According to the organization’s research, most children are born with over 200 chemicals already in their systems, a result of the onslaught of environmental toxins now considered commonplace. These environmental toxins may be impossible to completely avoid, but this list can help consumers drastically reduce exposure for both longterm and short term health.
“Scientists are only beginning to investigate how certain chemicals may interact to contribute to cancer development,” wrote the report authors. “But given that we live in a sea of chemicals, it makes sense to begin reducing exposures to ones we know are bad actors.”
Chemicals such as Bisphenol A (BPA), found on cash register receipts, the lining of aluminum cans, and in plastic containers, topped the list. According to EWG, BPA can be avoided by opting for fresh foods that come in glass or waxed cardboard containers. Other chemicals, such as the widely used pesticide atrazine are found in drinking water and can only be avoided by drinking carbon filtered or reverse osmosis water.
Additionally, organophosphate, a widely used insecticide that targets the nervous system of insects, also made the list. It can be avoided by choosing organic food. Dibutyl phthalate (DBP) is what’s known as an endocrine disruptor that’s used in plastic to make it soft and flexible. Prior to 2006, it was also used as an ingredient in nail polish. Exposing men to DBP can increase their incidence of testicular cancer. Avoiding personal care products that contain the ingredient as well as PVC plastics is the easiest way to reduce your exposure.
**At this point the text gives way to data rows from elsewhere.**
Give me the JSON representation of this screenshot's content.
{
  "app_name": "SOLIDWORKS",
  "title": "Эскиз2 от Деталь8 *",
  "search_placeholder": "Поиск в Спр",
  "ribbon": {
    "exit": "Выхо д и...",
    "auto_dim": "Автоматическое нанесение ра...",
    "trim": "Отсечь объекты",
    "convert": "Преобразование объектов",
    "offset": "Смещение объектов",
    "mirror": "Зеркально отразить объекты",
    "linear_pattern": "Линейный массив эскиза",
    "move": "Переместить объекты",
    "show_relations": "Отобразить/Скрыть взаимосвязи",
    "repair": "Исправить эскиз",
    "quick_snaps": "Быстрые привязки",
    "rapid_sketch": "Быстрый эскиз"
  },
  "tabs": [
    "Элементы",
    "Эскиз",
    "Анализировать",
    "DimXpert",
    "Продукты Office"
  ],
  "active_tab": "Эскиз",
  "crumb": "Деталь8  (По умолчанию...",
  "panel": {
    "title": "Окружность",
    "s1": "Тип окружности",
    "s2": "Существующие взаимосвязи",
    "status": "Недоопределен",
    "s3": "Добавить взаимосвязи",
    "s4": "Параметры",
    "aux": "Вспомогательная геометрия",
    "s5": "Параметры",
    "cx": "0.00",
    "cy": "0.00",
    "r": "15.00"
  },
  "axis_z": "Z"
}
More obvious culprits like lead, which harms the nervous system as well as other major organ systems were also included in the list. Lead has also been linked to lower IQs, miscarriages, kidney damage, and hormone disruption. Lead is found in old paint and drinking water. Not surprisingly, mercury, a heavy metal found in large fish like tuna and swordfish, was also listed. It’s a potent neurotoxin that’s especially problematic for pregnant women and small children. Mercury exposure can be detrimental to the nervous, immune, and digestive systems, and it can also cause damage to the lung and kidneys. The list also included other known toxins including PFCs, phthalates, and triclosan.
The list is the first of its kind from EWG highlighting why these chemicals are harmful, as well as how to avoid them.